“The chick is a wonderful model organism for developmental biology studies, but the modified Cornish pasty culture, or the dumpling culture as I like to call it, shows that we still don’t understand the embryo well, as no one would have predicted that twinning and parabiosis can be created this way,” says Sheng. “Our next goal is to use this technique to test some of the hypotheses regarding the origin of definitive hematopoietic stem cells. “Contact:
Bare bones: Making bones transparent
27.04.2017 | California Institute of Technology
Link Discovered between Immune System, Brain Structure and Memory
26.04.2017 | Universität Basel
More and more automobile companies are focusing on body parts made of carbon fiber reinforced plastics (CFRP). However, manufacturing and repair costs must be further reduced in order to make CFRP more economical in use. Together with the Volkswagen AG and five other partners in the project HolQueSt 3D, the Laser Zentrum Hannover e.V. (LZH) has developed laser processes for the automatic trimming, drilling and repair of three-dimensional components.
Automated manufacturing processes are the basis for ultimately establishing the series production of CFRP components.
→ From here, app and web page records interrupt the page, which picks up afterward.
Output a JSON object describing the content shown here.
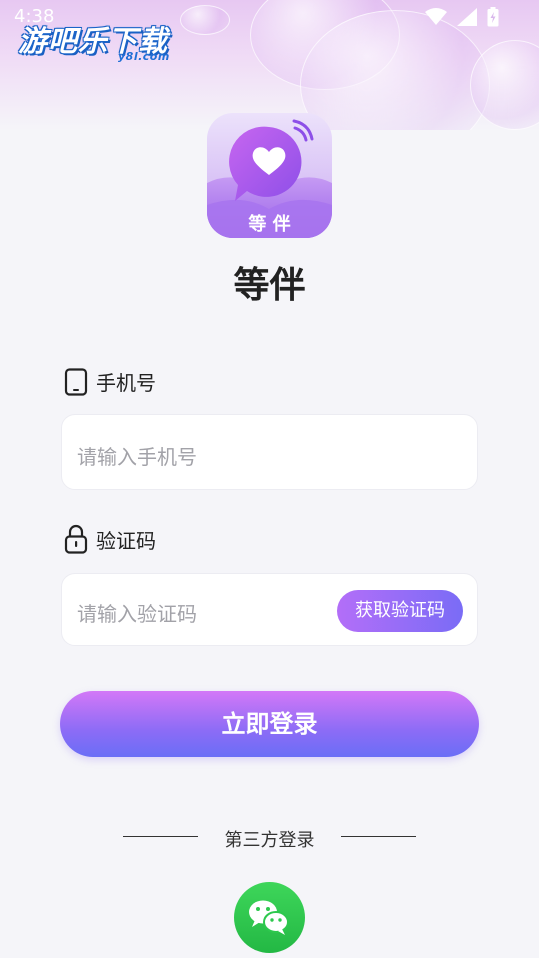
{
  "status_bar": {
    "time": "4:38",
    "icons": [
      "wifi-icon",
      "cellular-signal-icon",
      "battery-charging-icon"
    ]
  },
  "watermark": {
    "main": "游吧乐下载",
    "sub": "y8l.com"
  },
  "app": {
    "logo_icon": "heart-chat-bubble-icon",
    "logo_label": "等 伴",
    "name": "等伴"
  },
  "phone_field": {
    "label": "手机号",
    "icon": "phone-icon",
    "placeholder": "请输入手机号"
  },
  "code_field": {
    "label": "验证码",
    "icon": "lock-icon",
    "placeholder": "请输入验证码",
    "get_code_label": "获取验证码"
  },
  "login_button": "立即登录",
  "third_party": {
    "title": "第三方登录",
    "providers": [
      {
        "name": "wechat",
        "icon": "wechat-icon"
      }
    ]
  },
  "colors": {
    "accent_start": "#d378f7",
    "accent_end": "#6a6ef6",
    "page_bg": "#f5f5f9",
    "wechat_green": "#2dc84d"
  }
}
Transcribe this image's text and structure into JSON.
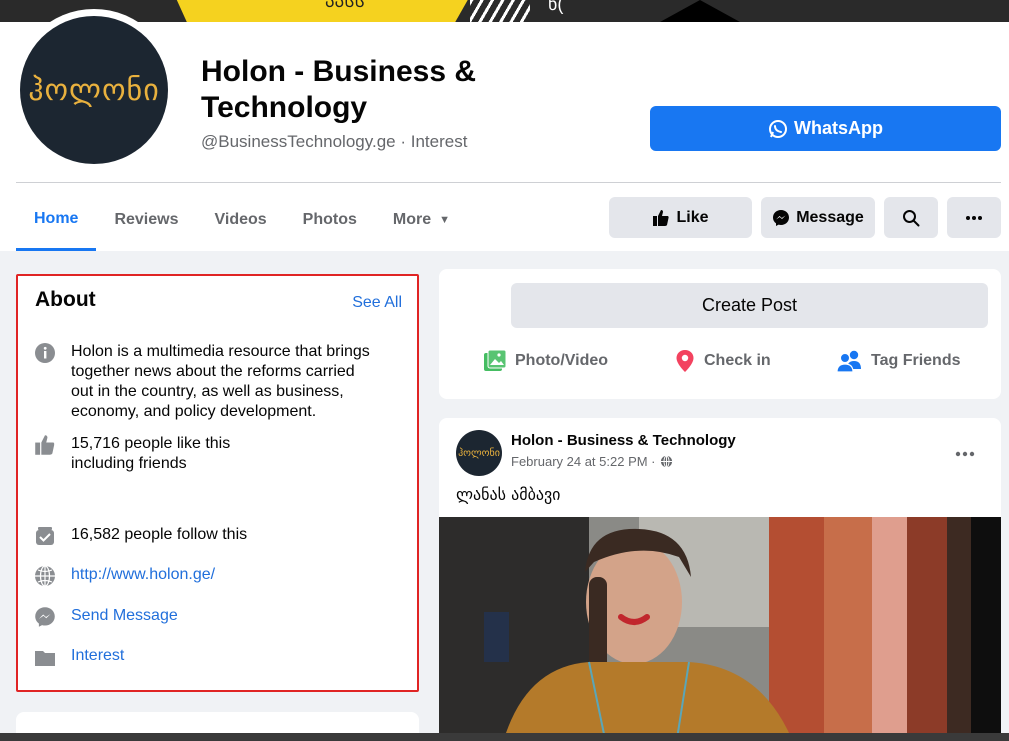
{
  "cover": {
    "sign_text": "ᲐᲐᲡᲡ",
    "sign_fragment": "ნ("
  },
  "page": {
    "logo_text": "ჰოლონი",
    "name": "Holon - Business & Technology",
    "handle": "@BusinessTechnology.ge · Interest",
    "whatsapp_label": "WhatsApp"
  },
  "tabs": [
    {
      "label": "Home",
      "active": true
    },
    {
      "label": "Reviews"
    },
    {
      "label": "Videos"
    },
    {
      "label": "Photos"
    },
    {
      "label": "More"
    }
  ],
  "actions": {
    "like": "Like",
    "message": "Message"
  },
  "about": {
    "title": "About",
    "see_all": "See All",
    "description": "Holon is a multimedia resource that brings together news about the reforms carried out in the country, as well as business, economy, and policy development.",
    "likes": "15,716 people like this including friends",
    "follows": "16,582 people follow this",
    "website": "http://www.holon.ge/",
    "send_message": "Send Message",
    "category": "Interest"
  },
  "create_post": {
    "label": "Create Post",
    "photo_video": "Photo/Video",
    "check_in": "Check in",
    "tag_friends": "Tag Friends"
  },
  "post": {
    "author": "Holon - Business & Technology",
    "date": "February 24 at 5:22 PM ·",
    "text": "ლანას ამბავი"
  },
  "colors": {
    "accent": "#1877f2",
    "highlight_border": "#e02424",
    "logo_bg": "#1c2631",
    "logo_text": "#e9b13e"
  }
}
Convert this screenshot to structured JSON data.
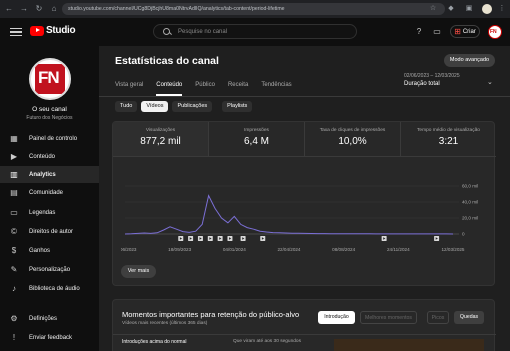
{
  "browser": {
    "url": "studio.youtube.com/channel/UCg8DjBcjhU8ma0NtrvAdlIQ/analytics/tab-content/period-lifetime"
  },
  "topbar": {
    "logo_text": "Studio",
    "search_placeholder": "Pesquise no canal",
    "create_label": "Criar"
  },
  "sidebar": {
    "channel_name": "O seu canal",
    "channel_sub": "Futuro dos Negócios",
    "items": [
      {
        "label": "Painel de controlo",
        "icon": "dashboard-icon"
      },
      {
        "label": "Conteúdo",
        "icon": "content-icon"
      },
      {
        "label": "Analytics",
        "icon": "analytics-icon",
        "active": true
      },
      {
        "label": "Comunidade",
        "icon": "community-icon"
      },
      {
        "label": "Legendas",
        "icon": "subtitles-icon"
      },
      {
        "label": "Direitos de autor",
        "icon": "copyright-icon"
      },
      {
        "label": "Ganhos",
        "icon": "earn-icon"
      },
      {
        "label": "Personalização",
        "icon": "customization-icon"
      },
      {
        "label": "Biblioteca de áudio",
        "icon": "audio-library-icon"
      },
      {
        "label": "Definições",
        "icon": "settings-icon"
      },
      {
        "label": "Enviar feedback",
        "icon": "feedback-icon"
      }
    ]
  },
  "main": {
    "title": "Estatísticas do canal",
    "advanced_button": "Modo avançado",
    "tabs": [
      "Vista geral",
      "Conteúdo",
      "Público",
      "Receita",
      "Tendências"
    ],
    "active_tab": "Conteúdo",
    "period": {
      "range": "02/06/2023 – 12/03/2025",
      "label": "Duração total"
    },
    "chips": [
      "Tudo",
      "Vídeos",
      "Publicações",
      "Playlists"
    ],
    "active_chip": "Vídeos"
  },
  "metrics": [
    {
      "label": "Visualizações",
      "value": "877,2 mil"
    },
    {
      "label": "Impressões",
      "value": "6,4 M"
    },
    {
      "label": "Taxa de cliques de impressões",
      "value": "10,0%"
    },
    {
      "label": "Tempo médio de visualização",
      "value": "3:21"
    }
  ],
  "chart_data": {
    "type": "line",
    "x": [
      "02/06/2023",
      "18/09/2023",
      "04/01/2024",
      "22/04/2024",
      "08/08/2024",
      "24/11/2024",
      "12/03/2025"
    ],
    "ylim": [
      0,
      60000
    ],
    "ytick_labels": [
      "60,0 mil",
      "40,0 mil",
      "20,0 mil",
      "0"
    ],
    "series": [
      {
        "values": [
          0,
          300,
          800,
          1200,
          800,
          1500,
          5000,
          9000,
          6000,
          3000,
          2000,
          3500,
          12000,
          48000,
          32000,
          20000,
          14000,
          22000,
          12000,
          8000,
          6000,
          3500,
          2500,
          1800,
          1500,
          1200,
          1000,
          900,
          700,
          600,
          500,
          450,
          400,
          350,
          300,
          280,
          250,
          220,
          200,
          180,
          160,
          150,
          140,
          130,
          120,
          110,
          100,
          90,
          80,
          80,
          70,
          60
        ]
      }
    ],
    "accent_color": "#7b6fd6"
  },
  "see_more": "Ver mais",
  "retention": {
    "title": "Momentos importantes para retenção do público-alvo",
    "subtitle": "Vídeos mais recentes (últimos 365 dias)",
    "buttons": [
      "Introdução",
      "Melhores momentos",
      "Picos",
      "Quedas"
    ],
    "left_label": "Introduções acima do normal",
    "right_label": "Que viram até aos 30 segundos"
  }
}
In the project HolQueSt 3D, the LZH has...
Reflecting the structure of composites found in nature and the ancient world, researchers at the University of Illinois at Urbana-Champaign have synthesized thin carbon nanotube (CNT) textiles that exhibit both high electrical conductivity and a level of toughness that is about fifty times higher than copper films, currently used in electronics.
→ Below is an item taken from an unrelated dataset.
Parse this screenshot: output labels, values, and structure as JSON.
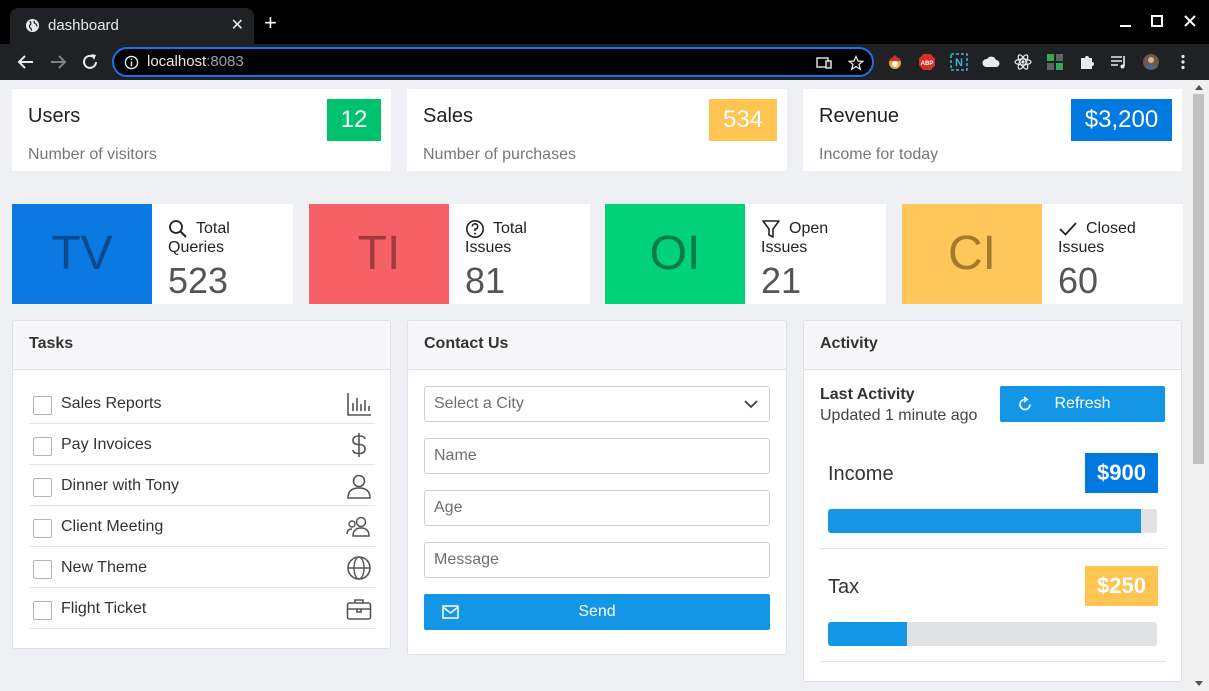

"The structural robustness of thin metal films has significant importance for the reliable operation of smart skin and flexible electronics including...
The nearby, giant radio galaxy M87 hosts a supermassive black hole (BH) and is well-known for its bright jet dominating the spectrum over ten orders of magnitude in frequency. Due to its proximity, jet prominence, and the large black hole mass, M87 is the best laboratory for investigating the formation, acceleration, and collimation of relativistic jets. A research team led by Silke Britzen from the Max Planck Institute for Radio Astronomy in Bonn, Germany, has found strong indication for turbulent processes connecting the accretion disk and the jet of that galaxy providing insights into the longstanding problem of the origin of astrophysical jets.
Supermassive black holes form some of the most enigmatic phenomena in astrophysics. Their enormous energy output is supposed to be generated by the...
The probability to find a certain number of photons inside a laser pulse usually corresponds to a classical distribution of independent events, the so-called...
Microprocessors based on atomically thin materials hold the promise of the evolution of traditional processors as well as new applications in the field of flexible electronics. Now, a TU Wien research team led by Thomas Müller has made a breakthrough in this field as part of an ongoing research project.
Two-dimensional materials, or 2D materials for short, are extremely versatile, although – or often more precisely because – they are made up of just one or a...
20.04.2017 | Event News
18.04.2017 | Event News
03.04.2017 | Event News
27.04.2017 | Life Sciences
27.04.2017 | Physics and Astronomy
27.04.2017 | Earth Sciences